The charming Telemundo62 anchor from Puerto Rico, Ramón Zayas, considered the experience of sharing the set for a cause with his parallel, Emmy-winning journalist and NBC10 anchor Rosemary Connors, to be of great importance, given that: “It’s part of our commitment as a news organization to give this valuable information out to the Latino community, especially since we are so close to the limit of DACA renewal. I mean, we’re talking about close to a million young people who have been terribly affected by this outcome, and it’s very important that we direct them towards safety.” Zayas, in brief, clarified that the DACA renewal process was rather complicated and “tricky”. For example, just a “simple little mistake”, like writing the wrong address, or illegibly writing your name, would have voided the application entirely. And, by that point- considering the narrow time frame to turn-in forms -an eligible undocumented immigrant’s chance to continue working, studying, and making valuable contributions to our society would have most likely been rendered obsolete.
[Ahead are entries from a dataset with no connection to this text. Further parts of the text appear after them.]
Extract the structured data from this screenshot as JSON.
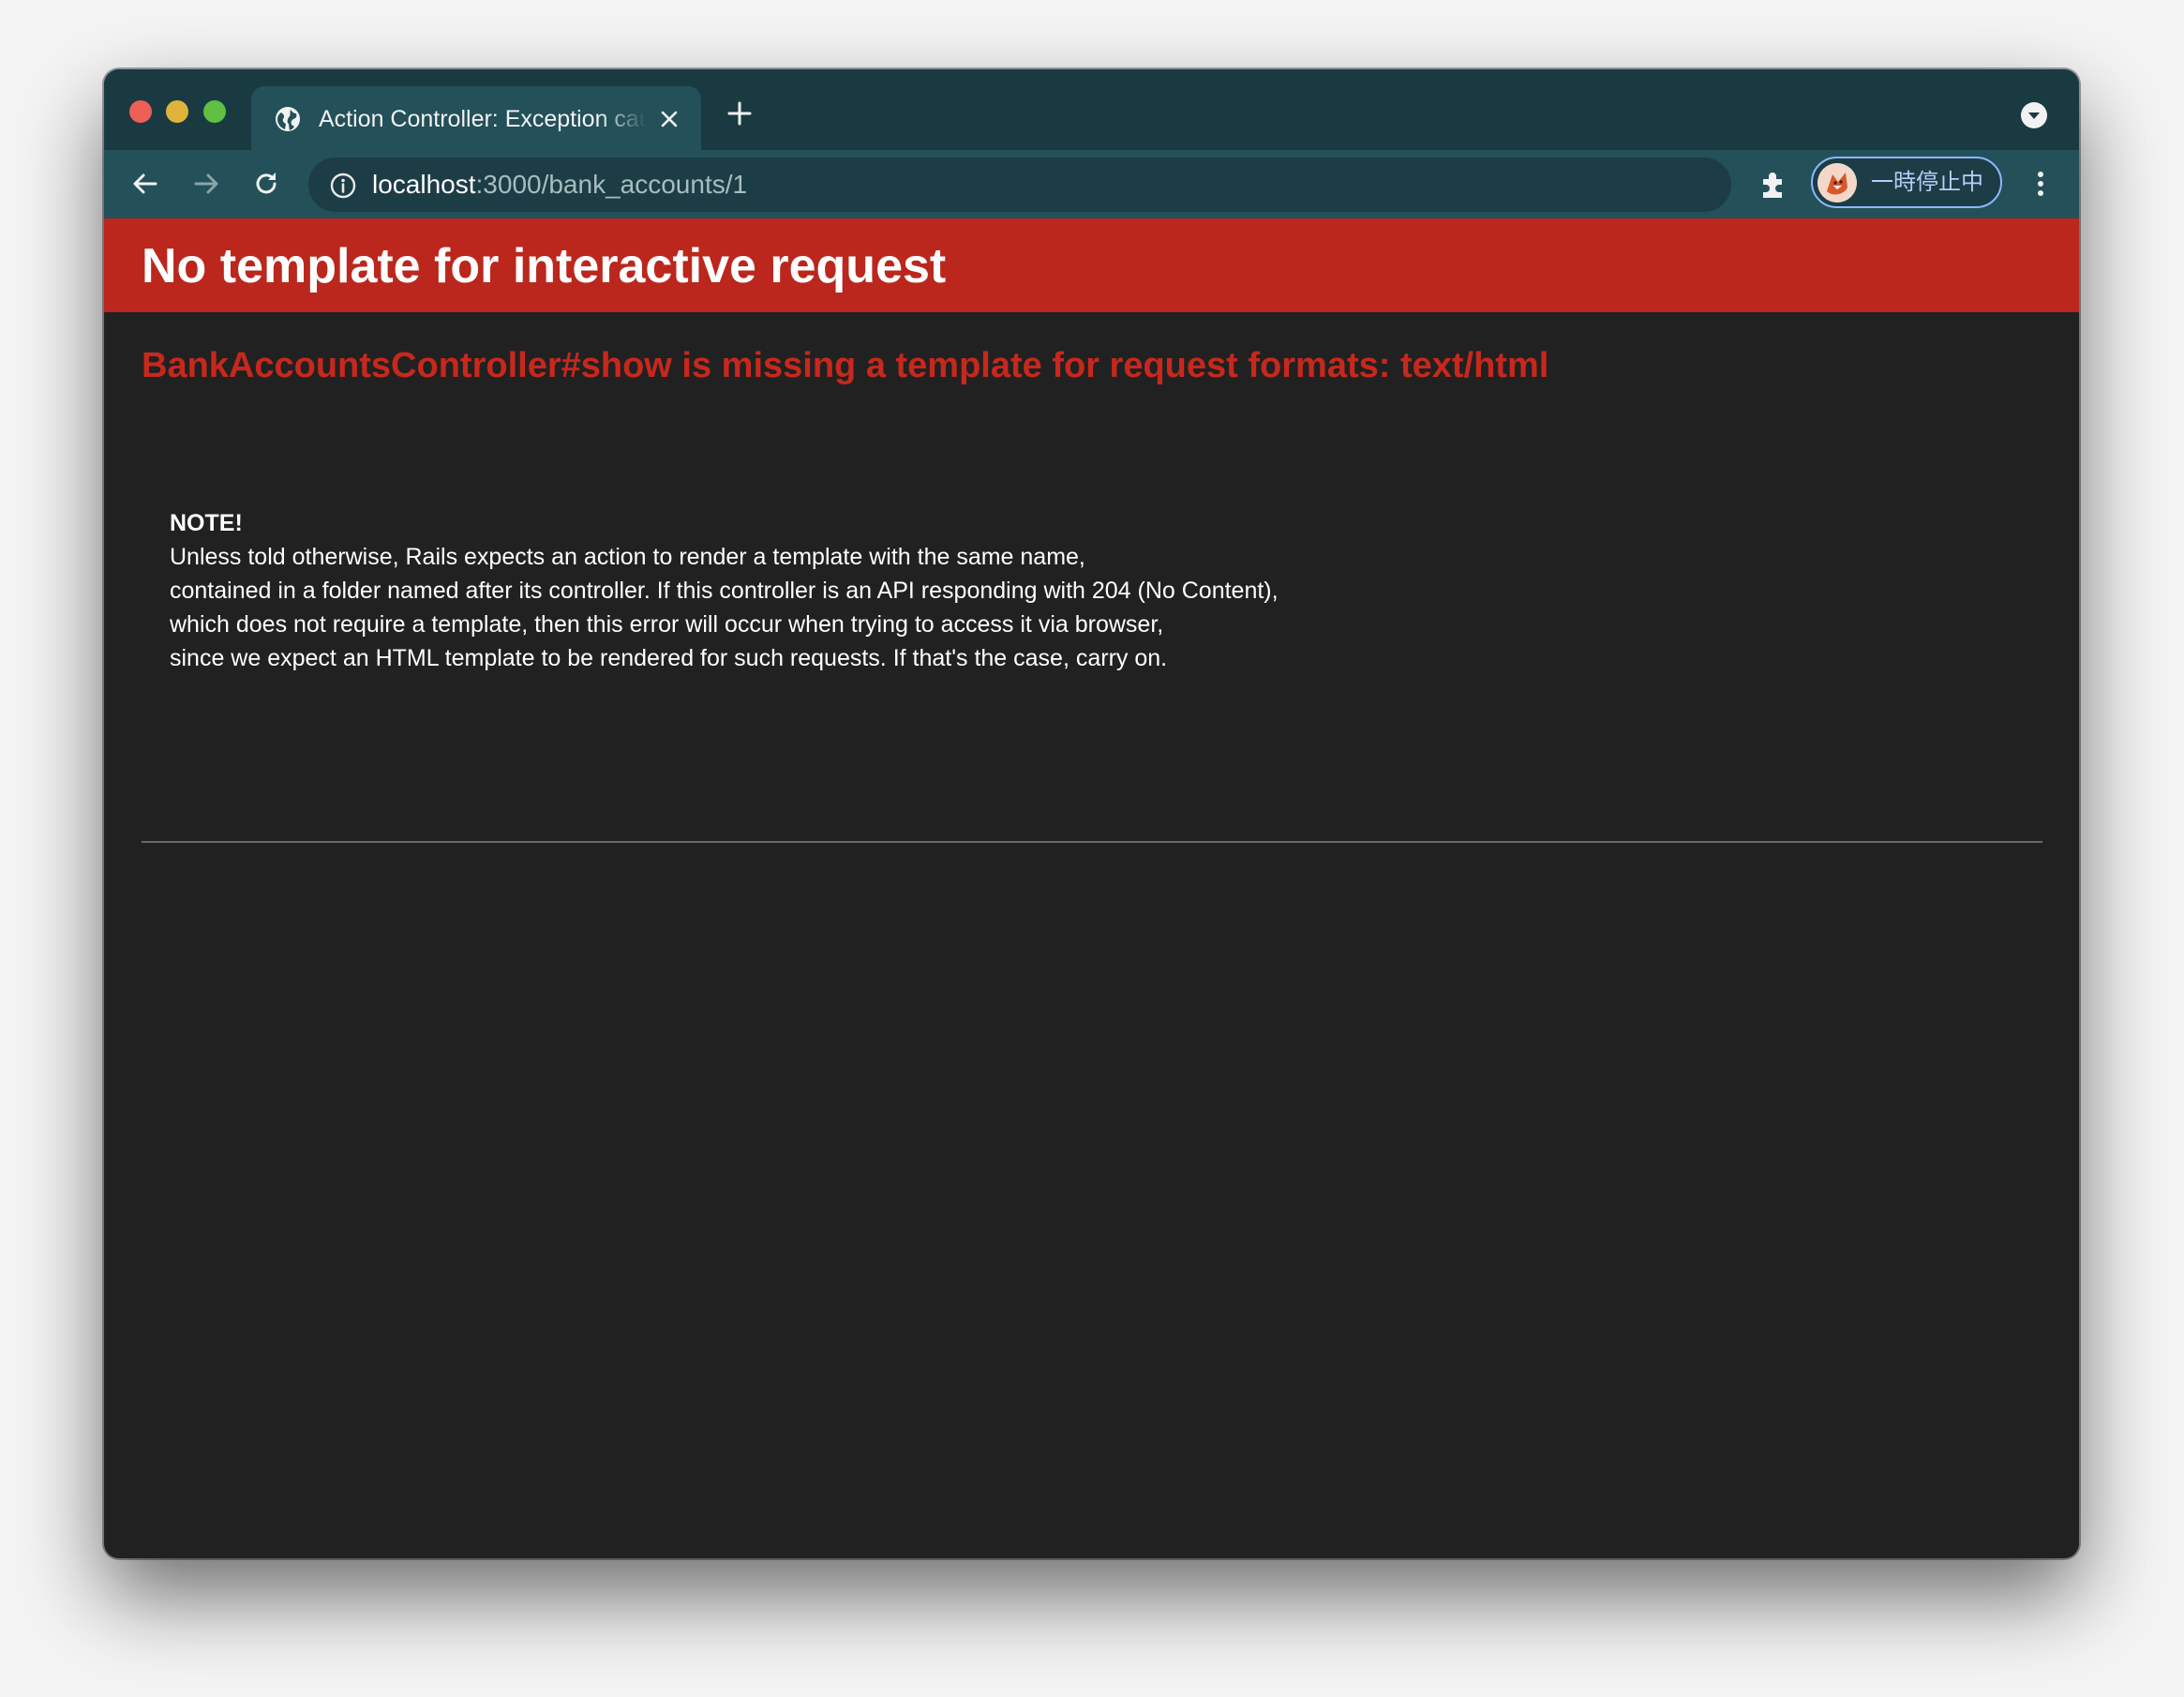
{
  "browser": {
    "tab": {
      "title": "Action Controller: Exception caught"
    },
    "address": {
      "host": "localhost",
      "path": ":3000/bank_accounts/1"
    },
    "profile": {
      "label": "一時停止中"
    }
  },
  "page": {
    "banner_title": "No template for interactive request",
    "error_heading": "BankAccountsController#show is missing a template for request formats: text/html",
    "note_title": "NOTE!",
    "note_lines": [
      "Unless told otherwise, Rails expects an action to render a template with the same name,",
      "contained in a folder named after its controller. If this controller is an API responding with 204 (No Content),",
      "which does not require a template, then this error will occur when trying to access it via browser,",
      "since we expect an HTML template to be rendered for such requests. If that's the case, carry on."
    ]
  },
  "colors": {
    "tabstrip": "#1a3a42",
    "toolbar": "#235059",
    "banner": "#bb271d",
    "error_heading": "#c7281d",
    "page_background": "#212121"
  }
}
As a result, the paramount responsibility of informing the phone bank callers was left to volunteer experts to provide free and confidential counsel from prominent local Hispanic organizations, including Ceiba, Juntos, Nationality Services Center, and The Mexican Consulate in Philadelphia. Though the experts, along with the anchor or anchorwoman, appeared on-camera, the conversations with the concerned advisees were kept private from the broadcast.
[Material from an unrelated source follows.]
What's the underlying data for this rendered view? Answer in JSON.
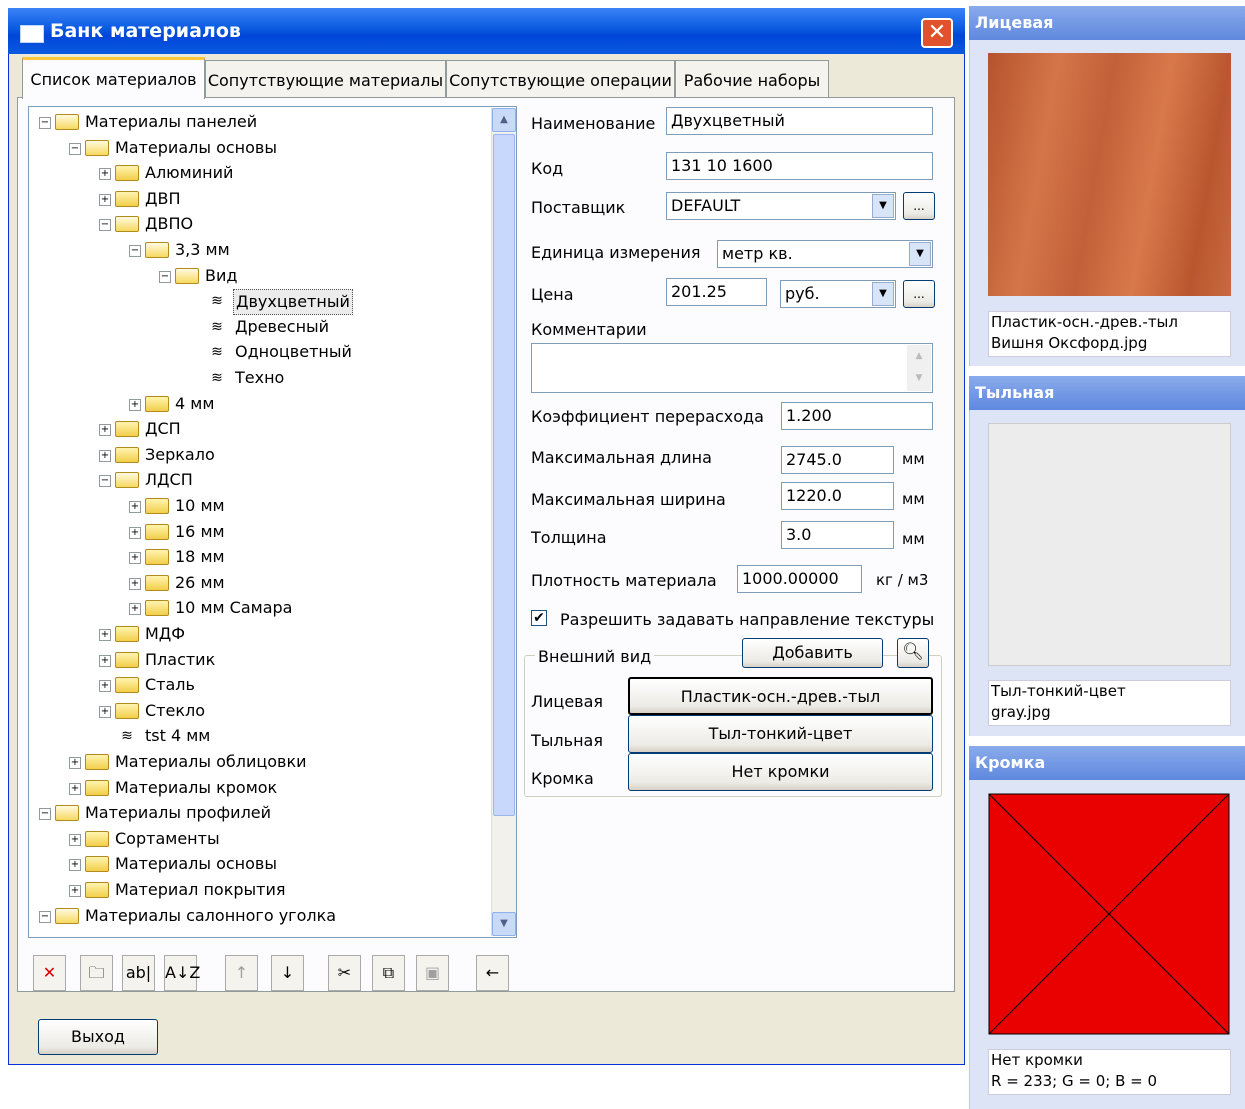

Carlos Enrique Torres Corona, the Consul of Media and Promotion to the Consulate of Mexico in Philadelphia, shared during a break he took from picking up the lines at the live informational event, that he and many of his colleagues working for the Mexican Government were “surprised” by the decision to rescind DACA, and that it was “lamentable” that the United States Government had taken that path. He believes that a dialogue is necessary between our nations in order to expose the truth about what DACA recipients are all about, because there is a lack of understanding and a climate of fear surrounding Central and South American immigration in the U.S. “DREAMers are nurses, they are students, they are entrepreneurs… They are making contributions to your economy and to your society. They are producing; they are not ‘taking jobs’. In fact, they are providing resources and have proven to be valuable assets in general for your workforce. We need to come together, and we need to spread the word about the truth,” Torres propounded.
Now, with the future of DACA, hanging by a yo-yo’d thread in the toying hands of Congress, it is imperative that media outlets, non-profits, grassroots organizations, and government officials continue to join forces to keep our communities informed and safeguarded in the most comprehensive and efficacious way possible.